EXERCISE DESCRIPTION:
Keep every line of the data below that has the string "JSON" and present those lines.

AVAILABLE DATA:
--- --- ---

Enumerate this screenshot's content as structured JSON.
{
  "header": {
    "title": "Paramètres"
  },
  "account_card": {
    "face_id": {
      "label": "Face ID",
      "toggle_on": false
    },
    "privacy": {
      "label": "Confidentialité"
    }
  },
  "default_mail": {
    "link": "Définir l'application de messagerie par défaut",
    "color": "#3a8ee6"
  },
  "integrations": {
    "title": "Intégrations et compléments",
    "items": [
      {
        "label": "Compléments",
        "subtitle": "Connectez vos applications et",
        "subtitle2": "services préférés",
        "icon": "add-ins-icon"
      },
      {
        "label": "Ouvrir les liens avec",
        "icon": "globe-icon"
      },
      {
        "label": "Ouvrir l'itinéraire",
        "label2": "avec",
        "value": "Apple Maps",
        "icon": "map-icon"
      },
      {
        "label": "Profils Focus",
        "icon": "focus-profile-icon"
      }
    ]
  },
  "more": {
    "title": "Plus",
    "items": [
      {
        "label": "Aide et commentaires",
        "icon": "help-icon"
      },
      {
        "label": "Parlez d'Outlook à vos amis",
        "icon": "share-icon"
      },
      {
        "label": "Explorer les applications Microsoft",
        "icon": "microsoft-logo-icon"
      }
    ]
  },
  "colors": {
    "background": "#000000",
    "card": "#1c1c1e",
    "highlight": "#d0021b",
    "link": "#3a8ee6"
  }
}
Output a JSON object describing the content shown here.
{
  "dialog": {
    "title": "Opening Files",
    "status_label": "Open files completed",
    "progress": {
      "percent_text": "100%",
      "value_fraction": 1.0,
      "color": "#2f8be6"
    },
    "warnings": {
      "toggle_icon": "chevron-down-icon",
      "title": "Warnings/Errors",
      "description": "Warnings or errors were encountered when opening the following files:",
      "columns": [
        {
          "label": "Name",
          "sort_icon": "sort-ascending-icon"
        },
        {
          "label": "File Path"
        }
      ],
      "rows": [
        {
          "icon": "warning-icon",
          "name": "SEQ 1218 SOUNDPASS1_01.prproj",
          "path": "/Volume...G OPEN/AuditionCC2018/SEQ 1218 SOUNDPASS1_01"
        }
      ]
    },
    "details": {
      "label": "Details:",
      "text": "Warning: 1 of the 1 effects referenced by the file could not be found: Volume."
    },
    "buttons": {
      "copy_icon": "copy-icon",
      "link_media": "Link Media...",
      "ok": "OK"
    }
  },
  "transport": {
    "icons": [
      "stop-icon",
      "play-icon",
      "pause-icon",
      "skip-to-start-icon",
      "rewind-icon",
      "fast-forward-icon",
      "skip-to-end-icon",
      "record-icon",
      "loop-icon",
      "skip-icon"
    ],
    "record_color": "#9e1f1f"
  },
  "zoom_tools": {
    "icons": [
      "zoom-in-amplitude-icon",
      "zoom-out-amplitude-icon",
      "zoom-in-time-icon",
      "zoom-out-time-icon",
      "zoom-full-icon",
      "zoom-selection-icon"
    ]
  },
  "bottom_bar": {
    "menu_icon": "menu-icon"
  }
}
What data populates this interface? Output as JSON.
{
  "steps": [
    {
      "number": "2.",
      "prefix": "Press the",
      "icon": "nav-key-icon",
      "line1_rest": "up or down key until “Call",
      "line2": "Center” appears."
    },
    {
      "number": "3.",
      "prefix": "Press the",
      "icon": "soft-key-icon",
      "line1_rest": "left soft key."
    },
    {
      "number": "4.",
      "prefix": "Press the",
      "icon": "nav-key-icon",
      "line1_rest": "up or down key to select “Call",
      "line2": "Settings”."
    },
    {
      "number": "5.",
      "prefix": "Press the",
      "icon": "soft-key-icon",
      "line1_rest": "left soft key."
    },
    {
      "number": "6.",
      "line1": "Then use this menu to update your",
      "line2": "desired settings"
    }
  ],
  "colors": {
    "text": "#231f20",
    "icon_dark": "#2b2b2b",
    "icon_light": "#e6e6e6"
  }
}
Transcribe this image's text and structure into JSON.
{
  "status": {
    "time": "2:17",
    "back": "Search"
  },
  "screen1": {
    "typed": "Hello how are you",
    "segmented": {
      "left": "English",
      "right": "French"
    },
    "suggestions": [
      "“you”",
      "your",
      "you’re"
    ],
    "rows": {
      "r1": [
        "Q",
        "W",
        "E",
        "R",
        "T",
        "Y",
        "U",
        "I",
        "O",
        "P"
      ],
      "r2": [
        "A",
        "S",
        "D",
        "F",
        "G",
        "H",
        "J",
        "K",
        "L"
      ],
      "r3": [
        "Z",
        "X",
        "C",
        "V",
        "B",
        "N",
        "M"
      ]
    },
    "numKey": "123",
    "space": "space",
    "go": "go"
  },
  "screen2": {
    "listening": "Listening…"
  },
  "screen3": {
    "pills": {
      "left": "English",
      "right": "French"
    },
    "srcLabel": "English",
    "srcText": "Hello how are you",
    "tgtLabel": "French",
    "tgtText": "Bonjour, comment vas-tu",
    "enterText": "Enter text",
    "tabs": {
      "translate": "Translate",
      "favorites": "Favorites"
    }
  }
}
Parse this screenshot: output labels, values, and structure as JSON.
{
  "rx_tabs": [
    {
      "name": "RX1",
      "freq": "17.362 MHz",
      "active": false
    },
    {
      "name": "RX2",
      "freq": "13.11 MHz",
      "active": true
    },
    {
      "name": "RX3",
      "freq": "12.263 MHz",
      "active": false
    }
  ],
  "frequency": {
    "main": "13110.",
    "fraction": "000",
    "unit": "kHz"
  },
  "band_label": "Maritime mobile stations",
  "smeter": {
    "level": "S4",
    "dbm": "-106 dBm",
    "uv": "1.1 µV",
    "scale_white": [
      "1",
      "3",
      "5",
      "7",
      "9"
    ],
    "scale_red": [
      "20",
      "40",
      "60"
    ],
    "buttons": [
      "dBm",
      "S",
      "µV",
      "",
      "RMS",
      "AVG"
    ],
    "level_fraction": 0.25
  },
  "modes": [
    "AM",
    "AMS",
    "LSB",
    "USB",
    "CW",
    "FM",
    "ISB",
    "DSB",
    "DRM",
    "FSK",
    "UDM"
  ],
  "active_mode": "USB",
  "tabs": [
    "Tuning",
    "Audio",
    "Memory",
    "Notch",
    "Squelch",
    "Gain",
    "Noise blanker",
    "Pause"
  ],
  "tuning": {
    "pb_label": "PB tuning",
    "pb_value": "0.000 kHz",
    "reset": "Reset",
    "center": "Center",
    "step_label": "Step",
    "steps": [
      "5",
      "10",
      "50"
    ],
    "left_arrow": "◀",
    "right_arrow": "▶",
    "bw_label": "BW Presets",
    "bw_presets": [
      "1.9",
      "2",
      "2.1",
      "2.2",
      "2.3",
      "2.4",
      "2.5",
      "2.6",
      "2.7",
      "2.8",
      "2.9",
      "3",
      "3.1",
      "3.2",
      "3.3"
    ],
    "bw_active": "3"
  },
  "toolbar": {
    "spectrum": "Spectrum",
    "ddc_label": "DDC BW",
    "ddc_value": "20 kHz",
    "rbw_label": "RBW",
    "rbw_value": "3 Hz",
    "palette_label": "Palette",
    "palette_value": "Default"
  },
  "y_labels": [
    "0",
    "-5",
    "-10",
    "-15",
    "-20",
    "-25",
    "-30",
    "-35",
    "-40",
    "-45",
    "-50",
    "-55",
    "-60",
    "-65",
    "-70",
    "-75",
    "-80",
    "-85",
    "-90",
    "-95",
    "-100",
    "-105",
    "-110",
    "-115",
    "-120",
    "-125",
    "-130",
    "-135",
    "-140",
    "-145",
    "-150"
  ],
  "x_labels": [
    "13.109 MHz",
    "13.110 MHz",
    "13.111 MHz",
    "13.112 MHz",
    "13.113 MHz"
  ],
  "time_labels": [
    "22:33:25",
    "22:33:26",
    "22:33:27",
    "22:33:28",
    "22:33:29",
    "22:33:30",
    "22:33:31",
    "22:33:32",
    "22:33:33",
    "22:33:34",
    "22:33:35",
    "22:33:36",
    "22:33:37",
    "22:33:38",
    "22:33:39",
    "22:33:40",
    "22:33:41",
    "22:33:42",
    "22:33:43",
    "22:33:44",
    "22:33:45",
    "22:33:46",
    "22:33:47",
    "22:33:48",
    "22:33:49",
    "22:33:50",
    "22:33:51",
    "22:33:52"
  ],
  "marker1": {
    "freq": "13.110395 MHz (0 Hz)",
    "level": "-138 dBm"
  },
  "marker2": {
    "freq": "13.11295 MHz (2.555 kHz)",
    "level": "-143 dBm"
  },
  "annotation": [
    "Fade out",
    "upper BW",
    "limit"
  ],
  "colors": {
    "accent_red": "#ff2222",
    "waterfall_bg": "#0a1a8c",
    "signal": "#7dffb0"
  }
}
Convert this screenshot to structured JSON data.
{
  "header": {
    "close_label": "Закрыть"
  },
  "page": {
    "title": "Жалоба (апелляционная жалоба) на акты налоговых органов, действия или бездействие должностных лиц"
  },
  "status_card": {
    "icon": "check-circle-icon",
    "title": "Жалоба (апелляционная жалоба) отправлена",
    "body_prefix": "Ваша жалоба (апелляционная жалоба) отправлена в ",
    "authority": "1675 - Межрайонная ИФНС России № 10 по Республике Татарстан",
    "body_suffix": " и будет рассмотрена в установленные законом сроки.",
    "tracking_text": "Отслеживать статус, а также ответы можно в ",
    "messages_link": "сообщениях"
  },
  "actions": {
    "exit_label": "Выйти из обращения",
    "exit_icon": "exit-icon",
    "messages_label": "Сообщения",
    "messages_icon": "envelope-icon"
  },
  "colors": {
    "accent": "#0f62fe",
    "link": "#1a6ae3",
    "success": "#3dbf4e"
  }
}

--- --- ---

TASK OUTPUT:
Enumerate this screenshot's content as structured JSON.
Output a JSON object describing the content shown here.
What data populates this interface? Output as JSON.
Transcribe this image's text and structure into JSON.
Parse this screenshot: output labels, values, and structure as JSON.
Convert this screenshot to structured JSON data.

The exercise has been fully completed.